[Dataset rows describing interfaces]
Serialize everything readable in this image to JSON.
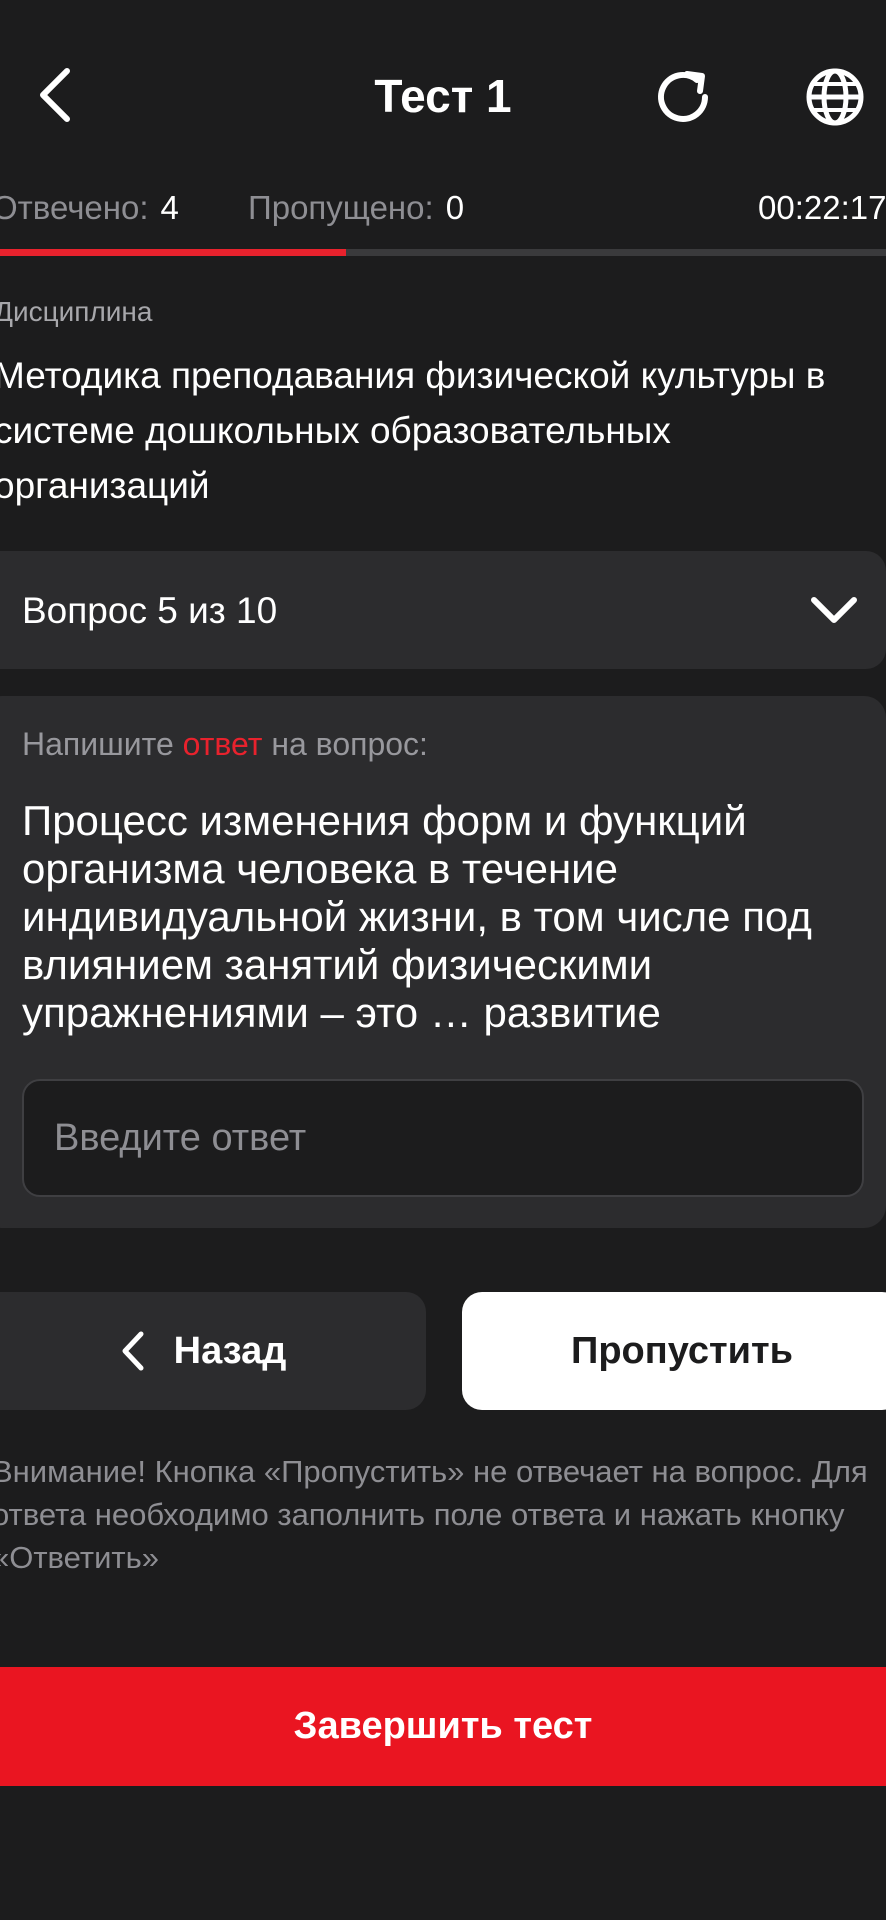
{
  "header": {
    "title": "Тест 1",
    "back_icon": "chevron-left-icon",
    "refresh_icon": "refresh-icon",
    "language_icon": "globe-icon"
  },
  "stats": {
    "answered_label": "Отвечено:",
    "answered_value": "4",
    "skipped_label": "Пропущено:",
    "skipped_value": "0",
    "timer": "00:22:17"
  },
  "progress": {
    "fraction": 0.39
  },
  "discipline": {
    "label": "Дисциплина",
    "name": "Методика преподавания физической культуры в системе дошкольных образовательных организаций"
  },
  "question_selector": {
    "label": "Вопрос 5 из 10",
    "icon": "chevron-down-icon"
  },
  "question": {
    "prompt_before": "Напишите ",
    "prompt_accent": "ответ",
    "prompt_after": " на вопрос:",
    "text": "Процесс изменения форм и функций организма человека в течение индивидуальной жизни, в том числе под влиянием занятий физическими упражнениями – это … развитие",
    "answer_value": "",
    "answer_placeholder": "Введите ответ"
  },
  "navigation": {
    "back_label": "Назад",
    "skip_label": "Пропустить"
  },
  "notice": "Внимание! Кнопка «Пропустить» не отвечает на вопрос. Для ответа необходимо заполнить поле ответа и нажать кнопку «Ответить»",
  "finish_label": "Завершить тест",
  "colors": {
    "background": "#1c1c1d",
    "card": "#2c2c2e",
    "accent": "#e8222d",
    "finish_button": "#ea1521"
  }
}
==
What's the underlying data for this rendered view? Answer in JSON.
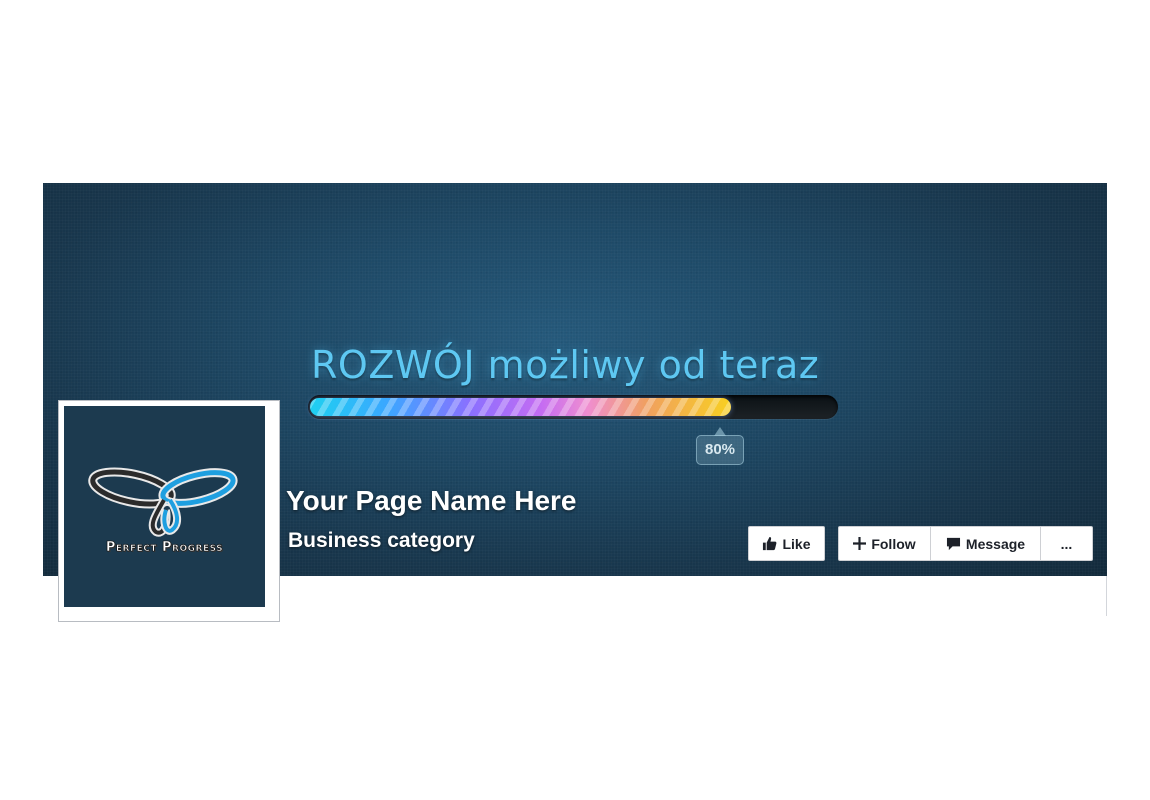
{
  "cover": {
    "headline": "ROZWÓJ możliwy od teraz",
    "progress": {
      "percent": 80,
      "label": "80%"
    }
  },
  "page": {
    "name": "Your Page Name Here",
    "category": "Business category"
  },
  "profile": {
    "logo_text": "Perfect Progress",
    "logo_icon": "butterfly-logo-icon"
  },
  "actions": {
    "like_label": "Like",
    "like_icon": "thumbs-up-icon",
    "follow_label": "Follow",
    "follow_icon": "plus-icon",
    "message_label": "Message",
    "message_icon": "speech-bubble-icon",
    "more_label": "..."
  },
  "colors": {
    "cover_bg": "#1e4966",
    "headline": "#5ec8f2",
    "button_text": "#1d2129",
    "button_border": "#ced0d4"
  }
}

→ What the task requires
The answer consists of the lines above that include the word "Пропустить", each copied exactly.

→ Exercise output
    "skip_label": "Пропустить"
  "notice": "Внимание! Кнопка «Пропустить» не отвечает на вопрос. Для ответа необходимо заполнить поле ответа и нажать кнопку «Ответить»",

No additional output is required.